Downtown Los Angeles and 13 other Southern California cities just went through their warmest March since record-keeping began in 1877, according to the
In downtown Los Angeles, the average temperature was 68.2, 2.2 degrees higher than the previous record of 66 in March 1931. The official record includes temperature averages for 138 Marches.
The average high temperature last month was 79.1 degrees, beating the previous record of 76 set in 1931.
Temperatures reached 90 or higher on six days, which is a record for any March. The previous record of three days was set in 1934, 1988 and 1997.

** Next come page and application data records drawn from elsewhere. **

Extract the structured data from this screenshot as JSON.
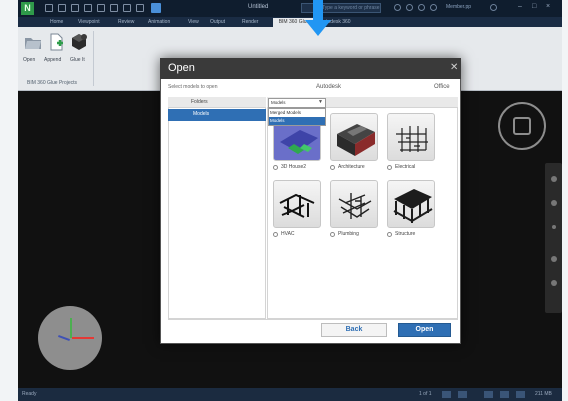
{
  "window": {
    "title": "Untitled",
    "search_placeholder": "Type a keyword or phrase",
    "user": "Member.pp"
  },
  "tabs": [
    "Home",
    "Viewpoint",
    "Review",
    "Animation",
    "View",
    "Output",
    "Render",
    "BIM 360 Glue",
    "Autodesk 360"
  ],
  "ribbon": {
    "buttons": [
      "Open",
      "Append",
      "Glue It"
    ],
    "group_label": "BIM 360 Glue Projects"
  },
  "dialog": {
    "title": "Open",
    "subtitle": "Select models to open",
    "sources": [
      "Autodesk",
      "Office"
    ],
    "folders_header": "Folders",
    "folders": [
      "Models"
    ],
    "dropdown": {
      "selected": "Models",
      "options": [
        "Merged Models",
        "Models"
      ]
    },
    "models": [
      "3D House2",
      "Architecture",
      "Electrical",
      "HVAC",
      "Plumbing",
      "Structure"
    ],
    "back_label": "Back",
    "open_label": "Open"
  },
  "status": {
    "text": "Ready",
    "page": "1 of 1",
    "zoom": "211 MB"
  },
  "colors": {
    "accent": "#2f6fb4",
    "arrow": "#2196f3",
    "titlebar": "#0f1d2e"
  }
}
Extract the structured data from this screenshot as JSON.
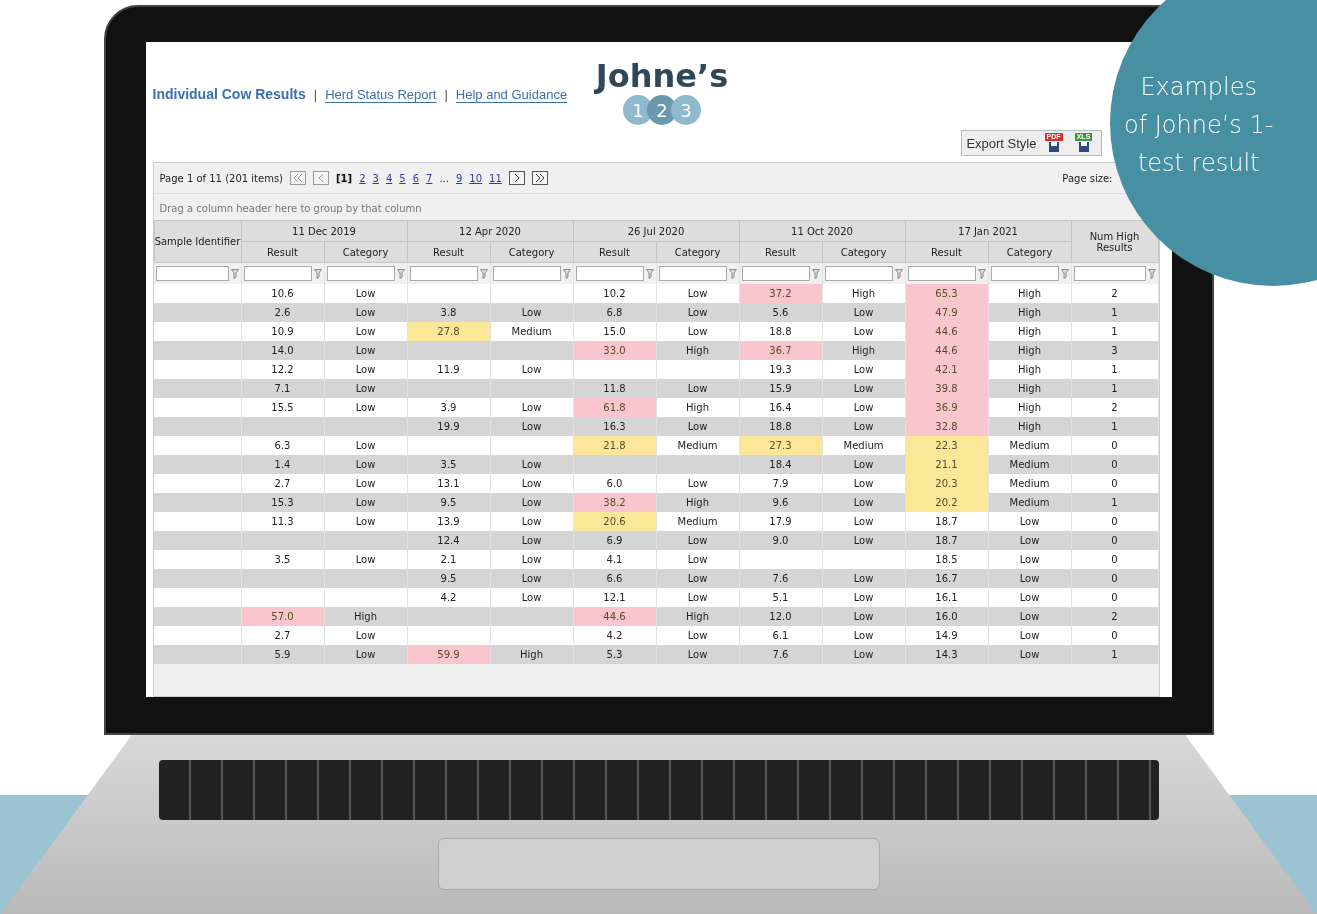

Another first for downtown Los Angeles was the record of having four consecutive days with temperatures exceeding 90 degrees. The previous record was three days and it was set in 1934 and 1988.
Last month's heat streak not only placed March 2015 in the record books, but the weather service also logged 61 record high temperatures and 64 high minimum temperatures.
In Los Angeles County, seven cities, including downtown Los Angeles, experienced their warmest March on record. Seven cities in Ventura County also had a record-setting March.
The latest records come as California enters its fourth year of drought, forcing Gov. Jerry Brown to take drastic measures to cut water usage in the state.
Brown called for a first-ever mandatory water usage cut of 25% in California. The mandatory measure came a day after water officials measured the lowest April 1 snowpack recorded in the Sierra Nevada.
Dry and parched conditions in California remained unchanged this week, but officials say cool and wetter-than-normal weather is ahead next week.
In the latest U.S. Drought Monitor report, the six- to 10-day outlook indicates rain could drench communities along the Pacific coast, including California.
Eric Luebehusen, a meteorologist with the
"In addition, the 2014-15 Water Year has ended on an abysmal note, with precipitation over the past 30 days totaling a mere 10% of normal or less from Redding southward," he said. "Even with some precipitation in the forecast across Central and Northern California, any rain and mountain snow – while welcomed – would likely do little to improve the state's dire drought prospects."